Problem
Would you retype the records below exactly as they appear?

Items from a data source:
========

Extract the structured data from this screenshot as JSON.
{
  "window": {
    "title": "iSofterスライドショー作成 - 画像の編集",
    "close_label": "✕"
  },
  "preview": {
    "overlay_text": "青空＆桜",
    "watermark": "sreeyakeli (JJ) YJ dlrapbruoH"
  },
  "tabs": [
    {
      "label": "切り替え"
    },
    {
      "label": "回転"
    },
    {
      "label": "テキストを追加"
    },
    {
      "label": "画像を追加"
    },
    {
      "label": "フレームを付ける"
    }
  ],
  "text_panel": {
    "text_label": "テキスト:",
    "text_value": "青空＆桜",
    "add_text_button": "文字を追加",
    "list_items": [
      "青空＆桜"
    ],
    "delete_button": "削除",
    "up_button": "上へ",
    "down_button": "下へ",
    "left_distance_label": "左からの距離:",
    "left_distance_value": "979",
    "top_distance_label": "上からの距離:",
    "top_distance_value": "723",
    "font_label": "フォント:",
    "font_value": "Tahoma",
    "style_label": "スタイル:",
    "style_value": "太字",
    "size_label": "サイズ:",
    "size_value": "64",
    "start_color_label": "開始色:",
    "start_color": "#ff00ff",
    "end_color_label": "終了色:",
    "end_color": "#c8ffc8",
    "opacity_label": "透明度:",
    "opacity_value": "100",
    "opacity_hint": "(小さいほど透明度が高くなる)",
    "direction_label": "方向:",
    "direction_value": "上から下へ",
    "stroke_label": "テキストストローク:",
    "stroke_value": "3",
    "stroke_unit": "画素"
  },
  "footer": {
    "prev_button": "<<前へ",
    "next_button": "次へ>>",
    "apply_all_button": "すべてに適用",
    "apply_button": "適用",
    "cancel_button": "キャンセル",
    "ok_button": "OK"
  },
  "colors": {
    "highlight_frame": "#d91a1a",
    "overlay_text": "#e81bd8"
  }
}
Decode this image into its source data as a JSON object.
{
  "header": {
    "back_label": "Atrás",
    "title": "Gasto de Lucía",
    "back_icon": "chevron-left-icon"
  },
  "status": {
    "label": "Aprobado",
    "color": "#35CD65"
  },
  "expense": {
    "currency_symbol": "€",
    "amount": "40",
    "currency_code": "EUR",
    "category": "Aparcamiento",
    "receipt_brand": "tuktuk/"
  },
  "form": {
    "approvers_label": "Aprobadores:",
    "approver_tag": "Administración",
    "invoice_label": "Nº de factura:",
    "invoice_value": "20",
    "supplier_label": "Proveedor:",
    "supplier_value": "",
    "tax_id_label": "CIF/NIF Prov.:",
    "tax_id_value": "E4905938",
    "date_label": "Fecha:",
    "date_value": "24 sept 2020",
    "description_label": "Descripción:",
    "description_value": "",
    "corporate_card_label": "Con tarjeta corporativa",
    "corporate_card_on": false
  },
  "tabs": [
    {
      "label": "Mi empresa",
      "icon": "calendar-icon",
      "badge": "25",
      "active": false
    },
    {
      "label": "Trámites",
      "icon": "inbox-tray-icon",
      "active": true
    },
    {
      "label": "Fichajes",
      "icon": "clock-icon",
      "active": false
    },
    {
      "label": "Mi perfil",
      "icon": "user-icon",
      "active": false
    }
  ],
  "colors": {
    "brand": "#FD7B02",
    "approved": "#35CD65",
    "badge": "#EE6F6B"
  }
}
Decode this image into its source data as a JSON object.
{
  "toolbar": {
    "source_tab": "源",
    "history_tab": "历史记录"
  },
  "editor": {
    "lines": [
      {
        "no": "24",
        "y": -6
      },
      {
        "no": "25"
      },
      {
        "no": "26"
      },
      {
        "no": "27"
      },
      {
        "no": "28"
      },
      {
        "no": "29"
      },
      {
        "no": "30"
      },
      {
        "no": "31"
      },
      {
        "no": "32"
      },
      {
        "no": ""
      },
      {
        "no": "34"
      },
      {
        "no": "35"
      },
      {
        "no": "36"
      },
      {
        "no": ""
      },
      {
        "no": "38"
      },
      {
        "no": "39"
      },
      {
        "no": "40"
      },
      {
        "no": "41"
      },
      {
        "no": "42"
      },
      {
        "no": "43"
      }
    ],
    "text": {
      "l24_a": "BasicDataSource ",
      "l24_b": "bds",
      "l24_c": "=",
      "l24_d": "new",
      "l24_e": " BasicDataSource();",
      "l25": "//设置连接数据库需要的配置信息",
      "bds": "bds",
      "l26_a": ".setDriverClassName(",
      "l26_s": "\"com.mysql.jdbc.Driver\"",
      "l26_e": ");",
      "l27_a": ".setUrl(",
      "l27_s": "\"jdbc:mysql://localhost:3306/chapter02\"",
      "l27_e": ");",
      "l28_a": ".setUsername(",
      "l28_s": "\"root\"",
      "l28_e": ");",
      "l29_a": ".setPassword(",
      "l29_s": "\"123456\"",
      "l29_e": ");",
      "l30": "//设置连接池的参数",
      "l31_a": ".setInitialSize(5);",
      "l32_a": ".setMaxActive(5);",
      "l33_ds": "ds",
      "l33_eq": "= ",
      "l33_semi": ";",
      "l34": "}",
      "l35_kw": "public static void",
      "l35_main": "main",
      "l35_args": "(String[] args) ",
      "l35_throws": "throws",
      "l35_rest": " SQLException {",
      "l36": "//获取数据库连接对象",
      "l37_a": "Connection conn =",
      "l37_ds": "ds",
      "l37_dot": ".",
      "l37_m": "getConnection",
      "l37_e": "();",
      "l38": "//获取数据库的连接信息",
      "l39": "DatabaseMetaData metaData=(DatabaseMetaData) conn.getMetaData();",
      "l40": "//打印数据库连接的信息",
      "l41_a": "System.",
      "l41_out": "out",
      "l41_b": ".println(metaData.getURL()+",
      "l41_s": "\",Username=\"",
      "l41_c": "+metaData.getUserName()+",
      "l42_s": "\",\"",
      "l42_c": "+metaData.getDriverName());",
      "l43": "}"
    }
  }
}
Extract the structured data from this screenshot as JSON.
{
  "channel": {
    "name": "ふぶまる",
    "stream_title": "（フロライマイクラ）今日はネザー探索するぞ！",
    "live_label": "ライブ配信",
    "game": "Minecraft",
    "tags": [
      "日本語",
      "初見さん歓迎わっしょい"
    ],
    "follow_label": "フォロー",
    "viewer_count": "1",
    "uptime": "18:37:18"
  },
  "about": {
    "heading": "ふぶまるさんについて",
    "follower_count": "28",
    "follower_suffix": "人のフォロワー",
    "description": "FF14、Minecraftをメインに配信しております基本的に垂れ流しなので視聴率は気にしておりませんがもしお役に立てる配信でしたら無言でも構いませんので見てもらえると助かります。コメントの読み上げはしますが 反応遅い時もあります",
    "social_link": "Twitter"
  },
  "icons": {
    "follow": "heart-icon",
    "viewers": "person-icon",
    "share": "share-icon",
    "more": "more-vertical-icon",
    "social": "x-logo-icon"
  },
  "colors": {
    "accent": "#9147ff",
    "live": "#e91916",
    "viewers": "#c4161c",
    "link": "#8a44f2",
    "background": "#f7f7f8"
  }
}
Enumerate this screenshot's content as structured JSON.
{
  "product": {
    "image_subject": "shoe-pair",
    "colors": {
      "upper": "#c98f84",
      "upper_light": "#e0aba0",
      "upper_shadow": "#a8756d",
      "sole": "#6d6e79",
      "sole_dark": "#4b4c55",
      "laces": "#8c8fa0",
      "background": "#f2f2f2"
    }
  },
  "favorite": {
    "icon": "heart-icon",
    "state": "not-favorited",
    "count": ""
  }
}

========

Written response
Extract the structured data from this screenshot as JSON.
{
  "window": {
    "title": "iSofterスライドショー作成 - 画像の編集",
    "close_label": "✕"
  },
  "preview": {
    "overlay_text": "青空＆桜",
    "watermark": "sreeyakeli (JJ) YJ dlrapbruoH"
  },
  "tabs": [
    {
      "label": "切り替え"
    },
    {
      "label": "回転"
    },
    {
      "label": "テキストを追加"
    },
    {
      "label": "画像を追加"
    },
    {
      "label": "フレームを付ける"
    }
  ],
  "text_panel": {
    "text_label": "テキスト:",
    "text_value": "青空＆桜",
    "add_text_button": "文字を追加",
    "list_items": [
      "青空＆桜"
    ],
    "delete_button": "削除",
    "up_button": "上へ",
    "down_button": "下へ",
    "left_distance_label": "左からの距離:",
    "left_distance_value": "979",
    "top_distance_label": "上からの距離:",
    "top_distance_value": "723",
    "font_label": "フォント:",
    "font_value": "Tahoma",
    "style_label": "スタイル:",
    "style_value": "太字",
    "size_label": "サイズ:",
    "size_value": "64",
    "start_color_label": "開始色:",
    "start_color": "#ff00ff",
    "end_color_label": "終了色:",
    "end_color": "#c8ffc8",
    "opacity_label": "透明度:",
    "opacity_value": "100",
    "opacity_hint": "(小さいほど透明度が高くなる)",
    "direction_label": "方向:",
    "direction_value": "上から下へ",
    "stroke_label": "テキストストローク:",
    "stroke_value": "3",
    "stroke_unit": "画素"
  },
  "footer": {
    "prev_button": "<<前へ",
    "next_button": "次へ>>",
    "apply_all_button": "すべてに適用",
    "apply_button": "適用",
    "cancel_button": "キャンセル",
    "ok_button": "OK"
  },
  "colors": {
    "highlight_frame": "#d91a1a",
    "overlay_text": "#e81bd8"
  }
}
Decode this image into its source data as a JSON object.
{
  "header": {
    "back_label": "Atrás",
    "title": "Gasto de Lucía",
    "back_icon": "chevron-left-icon"
  },
  "status": {
    "label": "Aprobado",
    "color": "#35CD65"
  },
  "expense": {
    "currency_symbol": "€",
    "amount": "40",
    "currency_code": "EUR",
    "category": "Aparcamiento",
    "receipt_brand": "tuktuk/"
  },
  "form": {
    "approvers_label": "Aprobadores:",
    "approver_tag": "Administración",
    "invoice_label": "Nº de factura:",
    "invoice_value": "20",
    "supplier_label": "Proveedor:",
    "supplier_value": "",
    "tax_id_label": "CIF/NIF Prov.:",
    "tax_id_value": "E4905938",
    "date_label": "Fecha:",
    "date_value": "24 sept 2020",
    "description_label": "Descripción:",
    "description_value": "",
    "corporate_card_label": "Con tarjeta corporativa",
    "corporate_card_on": false
  },
  "tabs": [
    {
      "label": "Mi empresa",
      "icon": "calendar-icon",
      "badge": "25",
      "active": false
    },
    {
      "label": "Trámites",
      "icon": "inbox-tray-icon",
      "active": true
    },
    {
      "label": "Fichajes",
      "icon": "clock-icon",
      "active": false
    },
    {
      "label": "Mi perfil",
      "icon": "user-icon",
      "active": false
    }
  ],
  "colors": {
    "brand": "#FD7B02",
    "approved": "#35CD65",
    "badge": "#EE6F6B"
  }
}
Decode this image into its source data as a JSON object.
{
  "toolbar": {
    "source_tab": "源",
    "history_tab": "历史记录"
  },
  "editor": {
    "lines": [
      {
        "no": "24",
        "y": -6
      },
      {
        "no": "25"
      },
      {
        "no": "26"
      },
      {
        "no": "27"
      },
      {
        "no": "28"
      },
      {
        "no": "29"
      },
      {
        "no": "30"
      },
      {
        "no": "31"
      },
      {
        "no": "32"
      },
      {
        "no": ""
      },
      {
        "no": "34"
      },
      {
        "no": "35"
      },
      {
        "no": "36"
      },
      {
        "no": ""
      },
      {
        "no": "38"
      },
      {
        "no": "39"
      },
      {
        "no": "40"
      },
      {
        "no": "41"
      },
      {
        "no": "42"
      },
      {
        "no": "43"
      }
    ],
    "text": {
      "l24_a": "BasicDataSource ",
      "l24_b": "bds",
      "l24_c": "=",
      "l24_d": "new",
      "l24_e": " BasicDataSource();",
      "l25": "//设置连接数据库需要的配置信息",
      "bds": "bds",
      "l26_a": ".setDriverClassName(",
      "l26_s": "\"com.mysql.jdbc.Driver\"",
      "l26_e": ");",
      "l27_a": ".setUrl(",
      "l27_s": "\"jdbc:mysql://localhost:3306/chapter02\"",
      "l27_e": ");",
      "l28_a": ".setUsername(",
      "l28_s": "\"root\"",
      "l28_e": ");",
      "l29_a": ".setPassword(",
      "l29_s": "\"123456\"",
      "l29_e": ");",
      "l30": "//设置连接池的参数",
      "l31_a": ".setInitialSize(5);",
      "l32_a": ".setMaxActive(5);",
      "l33_ds": "ds",
      "l33_eq": "= ",
      "l33_semi": ";",
      "l34": "}",
      "l35_kw": "public static void",
      "l35_main": "main",
      "l35_args": "(String[] args) ",
      "l35_throws": "throws",
      "l35_rest": " SQLException {",
      "l36": "//获取数据库连接对象",
      "l37_a": "Connection conn =",
      "l37_ds": "ds",
      "l37_dot": ".",
      "l37_m": "getConnection",
      "l37_e": "();",
      "l38": "//获取数据库的连接信息",
      "l39": "DatabaseMetaData metaData=(DatabaseMetaData) conn.getMetaData();",
      "l40": "//打印数据库连接的信息",
      "l41_a": "System.",
      "l41_out": "out",
      "l41_b": ".println(metaData.getURL()+",
      "l41_s": "\",Username=\"",
      "l41_c": "+metaData.getUserName()+",
      "l42_s": "\",\"",
      "l42_c": "+metaData.getDriverName());",
      "l43": "}"
    }
  }
}
Extract the structured data from this screenshot as JSON.
{
  "channel": {
    "name": "ふぶまる",
    "stream_title": "（フロライマイクラ）今日はネザー探索するぞ！",
    "live_label": "ライブ配信",
    "game": "Minecraft",
    "tags": [
      "日本語",
      "初見さん歓迎わっしょい"
    ],
    "follow_label": "フォロー",
    "viewer_count": "1",
    "uptime": "18:37:18"
  },
  "about": {
    "heading": "ふぶまるさんについて",
    "follower_count": "28",
    "follower_suffix": "人のフォロワー",
    "description": "FF14、Minecraftをメインに配信しております基本的に垂れ流しなので視聴率は気にしておりませんがもしお役に立てる配信でしたら無言でも構いませんので見てもらえると助かります。コメントの読み上げはしますが 反応遅い時もあります",
    "social_link": "Twitter"
  },
  "icons": {
    "follow": "heart-icon",
    "viewers": "person-icon",
    "share": "share-icon",
    "more": "more-vertical-icon",
    "social": "x-logo-icon"
  },
  "colors": {
    "accent": "#9147ff",
    "live": "#e91916",
    "viewers": "#c4161c",
    "link": "#8a44f2",
    "background": "#f7f7f8"
  }
}
Enumerate this screenshot's content as structured JSON.
{
  "product": {
    "image_subject": "shoe-pair",
    "colors": {
      "upper": "#c98f84",
      "upper_light": "#e0aba0",
      "upper_shadow": "#a8756d",
      "sole": "#6d6e79",
      "sole_dark": "#4b4c55",
      "laces": "#8c8fa0",
      "background": "#f2f2f2"
    }
  },
  "favorite": {
    "icon": "heart-icon",
    "state": "not-favorited",
    "count": ""
  }
}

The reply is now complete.